Definition of permissive in English:

permissive

adjective

  • 1Allowing or characterized by great or excessive freedom of behavior.

    ‘I was not a permissive parent’
    ‘the permissive society of the 60s and 70s’
    • ‘We seem to be living in a much more permissive society than our parents and grandparents did.’
    • ‘Two men, you might argue, played a much greater part in creating the permissive, liberal society, and neither of them were baby boomers.’
    • ‘We now treat standards and law and order as a threat to our permissive society.’
    • ‘Liberal writers from the permissive society of the 1960s are quoted and their opinions are taken to have been effective.’
    • ‘Society is fairly permissive about entertainment today.’
    • ‘The 1960s, beat music and the permissive society seem centuries away.’
    • ‘The permissive society has taught people to think in terms of the immediate gratification of desires and appetites.’
    • ‘This parent is permissive and tends to be lenient.’
    • ‘For students who indicated that their parents had a permissive style, an average of 4.5 relevant items were chosen.’
    • ‘We live in a society today far more permissive than the one my parents grew up in.’
    • ‘Parents who are overly permissive, who give in to obnoxious or demanding children, are letting them know that bullying pays off.’
    • ‘Do you ever feel that society is becoming too permissive?’
    • ‘Parents with a permissive attitude show acceptance/involvement but not control/supervision.’
    • ‘You do not have to give up your authority as a parent or be permissive to parent in a more cooperative way.’
    • ‘Some critics even believed that he and his staff were actively promoting a more permissive society.’
    • ‘The parents were permissive with or neglectful of their children, and the adolescents had developed a certain degree of independence.’
    • ‘Parents can be very permissive; they probably don't want confrontation.’
    • ‘What is interesting is that you find one parent too permissive and the other too controlling.’
    • ‘Children of permissive parents tended to be relatively immature.’
    • ‘There's a difference between a tolerant society and a permissive society.’
    liberal, broad-minded, open-minded, non-restrictive, free, free and easy, easy-going, live-and-let-live, latitudinarian, laissez-faire, libertarian, unprescriptive, unrestricted, tolerant, forbearing, indulgent, lenient
    overindulgent, lax, soft
    View synonyms
  • 2Law
    Allowed but not obligatory; optional.
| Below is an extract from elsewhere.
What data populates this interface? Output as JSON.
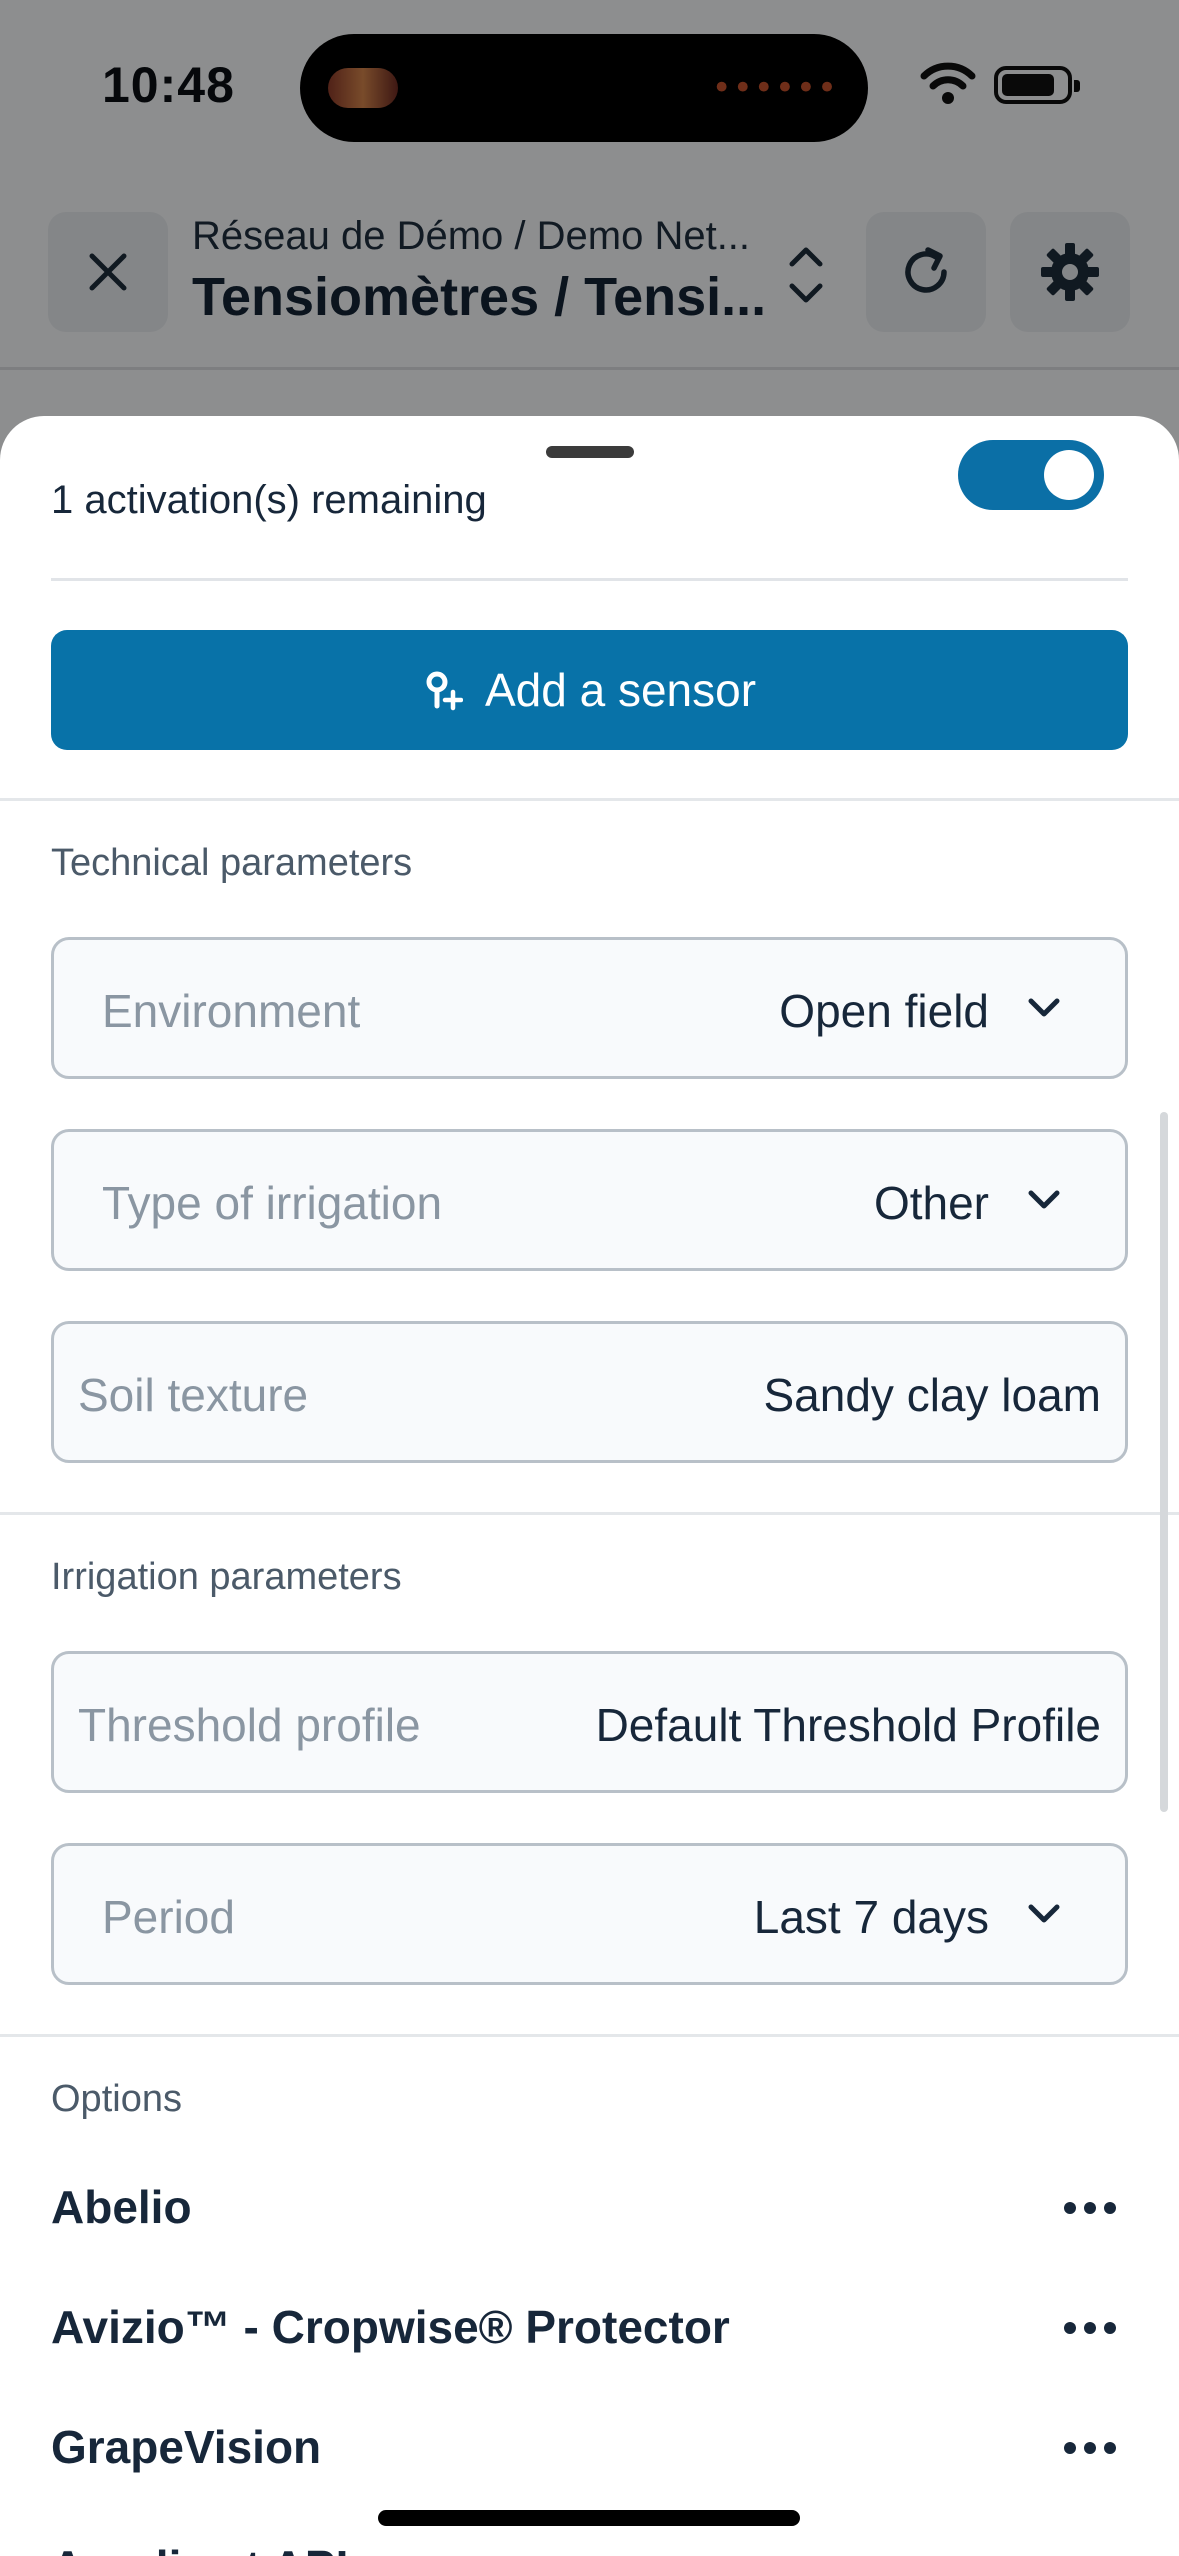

    ‘the Hague Convention was permissive, not mandatory’
    • ‘The courts have held that, where the applicable legislation is permissive, an employer's right to take a contribution holiday will be determined by the provisions of the Plan.’
    • ‘It is true that many fundamental or Constitutional rights are, by their very nature, expressed in permissive, rather than mandatory terms.’
    • ‘The court below read down the Act as permissive because the rules are permissive.’
    • ‘It is, however, to be noted that the power under s.14 is permissive and discretionary.’
    • ‘The legislation is permissive, not mandatory.’
  • 3Biology
    Allowing a biological or biochemical process to occur.

    ‘the mutants grow well at the permissive temperature’
    • ‘Cells incubated at the permissive temperature demonstrated the typical ‘hill and valley’ appearance.’
    • ‘Incubation was at permissive temperatures for 3 days.’
    • ‘The cells released at the permissive temperature entered S phase and continued to cycle.’
    • ‘Cells were grown at a permissive temperature to midlog phase and then shifted to restrictive temperature.’
    • ‘These periods can be determined by using shift experiments, in which cultures are shifted between the permissive and restrictive temperature.’
    1. 3.1 Allowing the infection and replication of viruses.
      ‘in vivo, viral expression is restricted but in vitro, cultured cells are permissive’
      • ‘Finally, the two suppressors at codon 378 are both permissive for all bacteriophages tested at either 37° or 43°.’
      • ‘The very immune cells that are activated to destroy the virus provide a permissive environment for virus propagation and persistence.’
      • ‘Although it is a benign inhabitant of mucosal surfaces in most individuals, it is a significant cause of infection when host or environmental factors are permissive.’
      • ‘Endothelial cells are permissive to infection, but they appear to be secondary targets of the virus in infected NHP.’
      • ‘Wild populations are regularly polymorphic for its two known alleles, O permissive and P restrictive, for virus multiplication and transmission.’

Origin

Late 15th century (in the sense tolerated, allowed): from Old French, or from medieval Latin permissivus, from permiss- allowed from the verb permittere (see permit).

Pronunciation

permissive

/pərˈmisiv/